## WHAT THIS TASK INVOLVES
Write out every record below exactly as given. Leave the pictures out.

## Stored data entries
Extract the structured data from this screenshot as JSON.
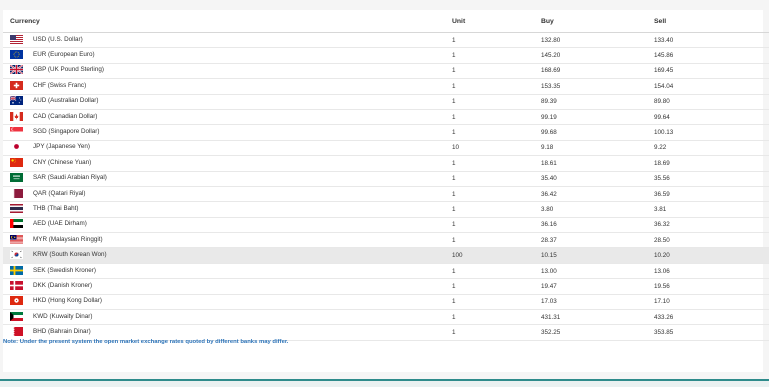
{
  "table": {
    "headers": {
      "currency": "Currency",
      "unit": "Unit",
      "buy": "Buy",
      "sell": "Sell"
    },
    "rows": [
      {
        "flag": "us-flag-icon",
        "currency": "USD (U.S. Dollar)",
        "unit": "1",
        "buy": "132.80",
        "sell": "133.40"
      },
      {
        "flag": "eu-flag-icon",
        "currency": "EUR (European Euro)",
        "unit": "1",
        "buy": "145.20",
        "sell": "145.86"
      },
      {
        "flag": "gb-flag-icon",
        "currency": "GBP (UK Pound Sterling)",
        "unit": "1",
        "buy": "168.69",
        "sell": "169.45"
      },
      {
        "flag": "ch-flag-icon",
        "currency": "CHF (Swiss Franc)",
        "unit": "1",
        "buy": "153.35",
        "sell": "154.04"
      },
      {
        "flag": "au-flag-icon",
        "currency": "AUD (Australian Dollar)",
        "unit": "1",
        "buy": "89.39",
        "sell": "89.80"
      },
      {
        "flag": "ca-flag-icon",
        "currency": "CAD (Canadian Dollar)",
        "unit": "1",
        "buy": "99.19",
        "sell": "99.64"
      },
      {
        "flag": "sg-flag-icon",
        "currency": "SGD (Singapore Dollar)",
        "unit": "1",
        "buy": "99.68",
        "sell": "100.13"
      },
      {
        "flag": "jp-flag-icon",
        "currency": "JPY (Japanese Yen)",
        "unit": "10",
        "buy": "9.18",
        "sell": "9.22"
      },
      {
        "flag": "cn-flag-icon",
        "currency": "CNY (Chinese Yuan)",
        "unit": "1",
        "buy": "18.61",
        "sell": "18.69"
      },
      {
        "flag": "sa-flag-icon",
        "currency": "SAR (Saudi Arabian Riyal)",
        "unit": "1",
        "buy": "35.40",
        "sell": "35.56"
      },
      {
        "flag": "qa-flag-icon",
        "currency": "QAR (Qatari Riyal)",
        "unit": "1",
        "buy": "36.42",
        "sell": "36.59"
      },
      {
        "flag": "th-flag-icon",
        "currency": "THB (Thai Baht)",
        "unit": "1",
        "buy": "3.80",
        "sell": "3.81"
      },
      {
        "flag": "ae-flag-icon",
        "currency": "AED (UAE Dirham)",
        "unit": "1",
        "buy": "36.16",
        "sell": "36.32"
      },
      {
        "flag": "my-flag-icon",
        "currency": "MYR (Malaysian Ringgit)",
        "unit": "1",
        "buy": "28.37",
        "sell": "28.50"
      },
      {
        "flag": "kr-flag-icon",
        "currency": "KRW (South Korean Won)",
        "unit": "100",
        "buy": "10.15",
        "sell": "10.20",
        "highlighted": true
      },
      {
        "flag": "se-flag-icon",
        "currency": "SEK (Swedish Kroner)",
        "unit": "1",
        "buy": "13.00",
        "sell": "13.06"
      },
      {
        "flag": "dk-flag-icon",
        "currency": "DKK (Danish Kroner)",
        "unit": "1",
        "buy": "19.47",
        "sell": "19.56"
      },
      {
        "flag": "hk-flag-icon",
        "currency": "HKD (Hong Kong Dollar)",
        "unit": "1",
        "buy": "17.03",
        "sell": "17.10"
      },
      {
        "flag": "kw-flag-icon",
        "currency": "KWD (Kuwaity Dinar)",
        "unit": "1",
        "buy": "431.31",
        "sell": "433.26"
      },
      {
        "flag": "bh-flag-icon",
        "currency": "BHD (Bahrain Dinar)",
        "unit": "1",
        "buy": "352.25",
        "sell": "353.85"
      }
    ]
  },
  "note": "Note: Under the present system the open market exchange rates quoted by different banks may differ.",
  "colors": {
    "note": "#2c73b8",
    "footer_accent": "#2e8b8b",
    "row_highlight": "#e9e9e9"
  }
}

## COMPLETED EXERCISE
Extract the structured data from this screenshot as JSON.
{
  "table": {
    "headers": {
      "currency": "Currency",
      "unit": "Unit",
      "buy": "Buy",
      "sell": "Sell"
    },
    "rows": [
      {
        "flag": "us-flag-icon",
        "currency": "USD (U.S. Dollar)",
        "unit": "1",
        "buy": "132.80",
        "sell": "133.40"
      },
      {
        "flag": "eu-flag-icon",
        "currency": "EUR (European Euro)",
        "unit": "1",
        "buy": "145.20",
        "sell": "145.86"
      },
      {
        "flag": "gb-flag-icon",
        "currency": "GBP (UK Pound Sterling)",
        "unit": "1",
        "buy": "168.69",
        "sell": "169.45"
      },
      {
        "flag": "ch-flag-icon",
        "currency": "CHF (Swiss Franc)",
        "unit": "1",
        "buy": "153.35",
        "sell": "154.04"
      },
      {
        "flag": "au-flag-icon",
        "currency": "AUD (Australian Dollar)",
        "unit": "1",
        "buy": "89.39",
        "sell": "89.80"
      },
      {
        "flag": "ca-flag-icon",
        "currency": "CAD (Canadian Dollar)",
        "unit": "1",
        "buy": "99.19",
        "sell": "99.64"
      },
      {
        "flag": "sg-flag-icon",
        "currency": "SGD (Singapore Dollar)",
        "unit": "1",
        "buy": "99.68",
        "sell": "100.13"
      },
      {
        "flag": "jp-flag-icon",
        "currency": "JPY (Japanese Yen)",
        "unit": "10",
        "buy": "9.18",
        "sell": "9.22"
      },
      {
        "flag": "cn-flag-icon",
        "currency": "CNY (Chinese Yuan)",
        "unit": "1",
        "buy": "18.61",
        "sell": "18.69"
      },
      {
        "flag": "sa-flag-icon",
        "currency": "SAR (Saudi Arabian Riyal)",
        "unit": "1",
        "buy": "35.40",
        "sell": "35.56"
      },
      {
        "flag": "qa-flag-icon",
        "currency": "QAR (Qatari Riyal)",
        "unit": "1",
        "buy": "36.42",
        "sell": "36.59"
      },
      {
        "flag": "th-flag-icon",
        "currency": "THB (Thai Baht)",
        "unit": "1",
        "buy": "3.80",
        "sell": "3.81"
      },
      {
        "flag": "ae-flag-icon",
        "currency": "AED (UAE Dirham)",
        "unit": "1",
        "buy": "36.16",
        "sell": "36.32"
      },
      {
        "flag": "my-flag-icon",
        "currency": "MYR (Malaysian Ringgit)",
        "unit": "1",
        "buy": "28.37",
        "sell": "28.50"
      },
      {
        "flag": "kr-flag-icon",
        "currency": "KRW (South Korean Won)",
        "unit": "100",
        "buy": "10.15",
        "sell": "10.20",
        "highlighted": true
      },
      {
        "flag": "se-flag-icon",
        "currency": "SEK (Swedish Kroner)",
        "unit": "1",
        "buy": "13.00",
        "sell": "13.06"
      },
      {
        "flag": "dk-flag-icon",
        "currency": "DKK (Danish Kroner)",
        "unit": "1",
        "buy": "19.47",
        "sell": "19.56"
      },
      {
        "flag": "hk-flag-icon",
        "currency": "HKD (Hong Kong Dollar)",
        "unit": "1",
        "buy": "17.03",
        "sell": "17.10"
      },
      {
        "flag": "kw-flag-icon",
        "currency": "KWD (Kuwaity Dinar)",
        "unit": "1",
        "buy": "431.31",
        "sell": "433.26"
      },
      {
        "flag": "bh-flag-icon",
        "currency": "BHD (Bahrain Dinar)",
        "unit": "1",
        "buy": "352.25",
        "sell": "353.85"
      }
    ]
  },
  "note": "Note: Under the present system the open market exchange rates quoted by different banks may differ.",
  "colors": {
    "note": "#2c73b8",
    "footer_accent": "#2e8b8b",
    "row_highlight": "#e9e9e9"
  }
}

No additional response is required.